The Effects Of Over-fishing

Canada has one of the worlds longest coastlines bordering the Pacific, Atlantic and Arctic oceans and one of the largest ocean bodies of any country in the world. The worlds oceans produce more than half of the oxygen that sustains life on this planet.

It makes sense therefore that we do our best to keep them healthy. While the oceans ability to absorb carbon dioxide helps protect all life from the harsh impact of climate change. They are also the main source of protein for about one billion people around the world. And more than 200 million people fish for a living.

Once considered an inexhaustible source of food, our oceans are now in a state of crisis. Due to over fishing, which is the single biggest threat to ocean life, as well as poor management. Over the last 50 or so years many of the large ocean fish have been fished to the point of collapse, such as Blue-fin Tuna, Cod and shark. Today about 80 per cent of the worlds fish stocks are fully exploited, over exploited or depleted.

Bycatch, which is the unintended capture of certain non target species, is one of the biggest problems in fishing. Each year more than 250,000 marine turtles, 300,000 cetaceans and thousands of endangered sharks are trapped in commercial fishing gear.

Other problems are growing at an alarming rate due to shipping, tourism, oil and gas, renewable energy and also the growth of coastal communities.

All these things take a toll on our ocean species and habitats. Whats more, climate change is changing ocean temperatures and acidification. This is why we urgently need smart ocean management plans that protect important ocean ecosystems- and will keep all our oceans healthy. Unfortunately just 1.6% of the worlds oceans have been declared as marine protected areas ( MPAs).

These areas are important because they protect habitats such as coral reefs from destructive fishing practices, also protected areas allow the recovery of fish and other marine life that have been depleted from over fishing. While over 90% of oceans are open to fishing, people are now starting to realize something must be done in order to protect our oceans and all marine life.

But still many governments continue to subsidize their fleets, allowing unprofitable operations to subsist, and over fishing to occur.

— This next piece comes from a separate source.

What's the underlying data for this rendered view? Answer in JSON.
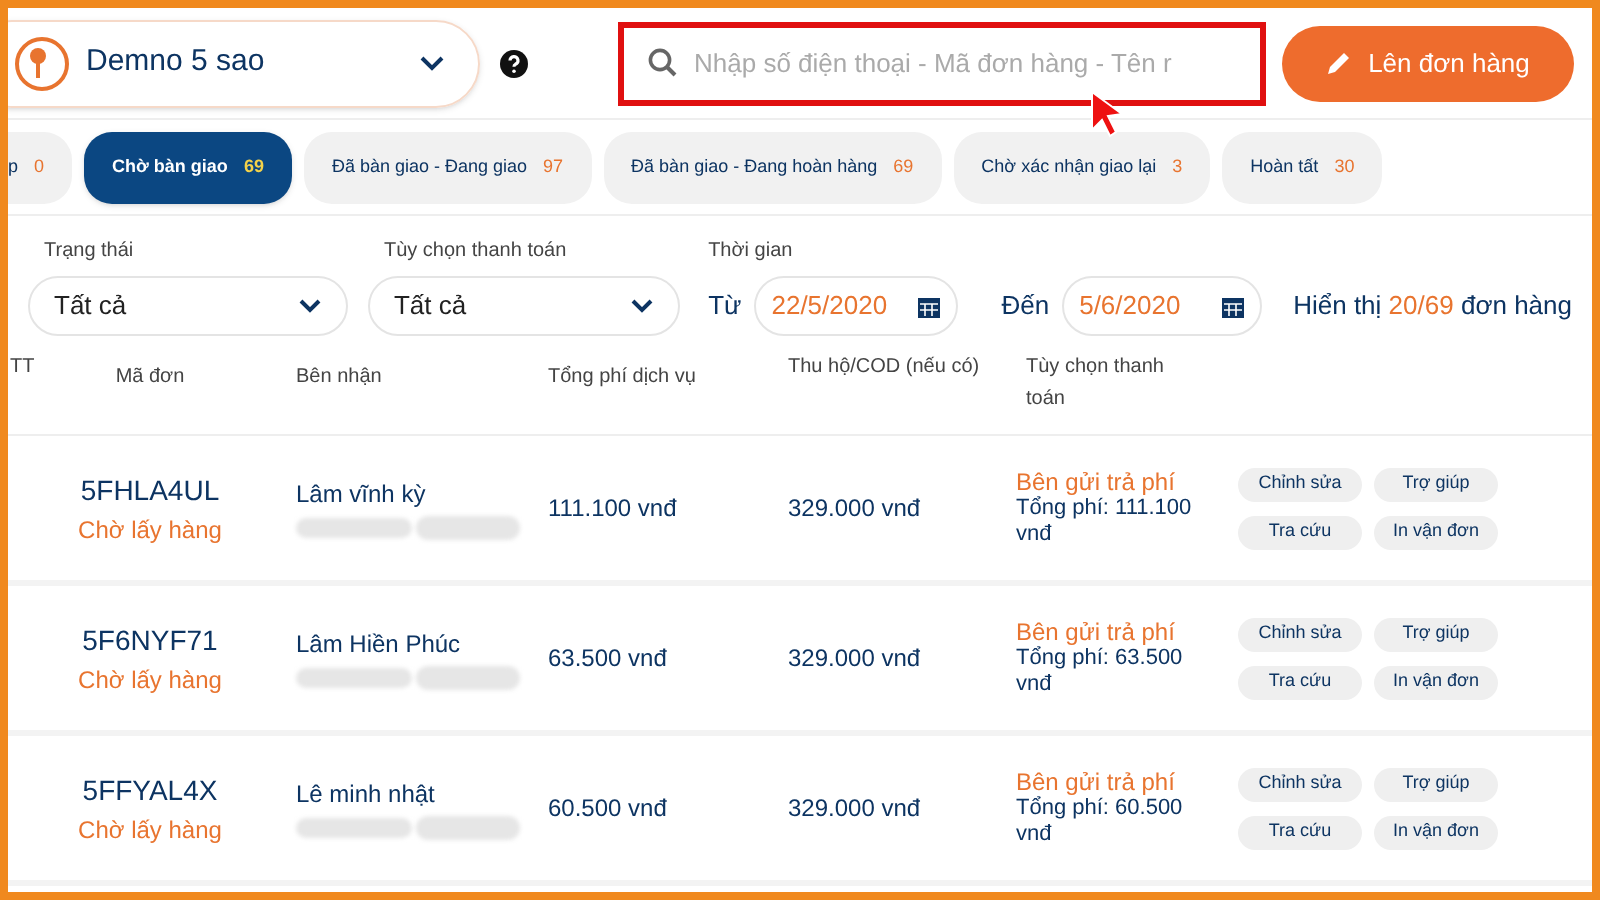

Today’s worldwide fishing fleet is estimated to be up to two and a half times the capacity needed to catch what we actually need.

The goal of Canada’s Three Oceans is to observe North Pacific, Arctic, and North Atlantic waters, and establish a scientific basis for sustainable, long-term monitoring. It is hoped we can collect relevant data over time, so as to allow qualification of change within the system for decision making purposes.

And hopefully over time make the right decisions that will keep our oceans healthy.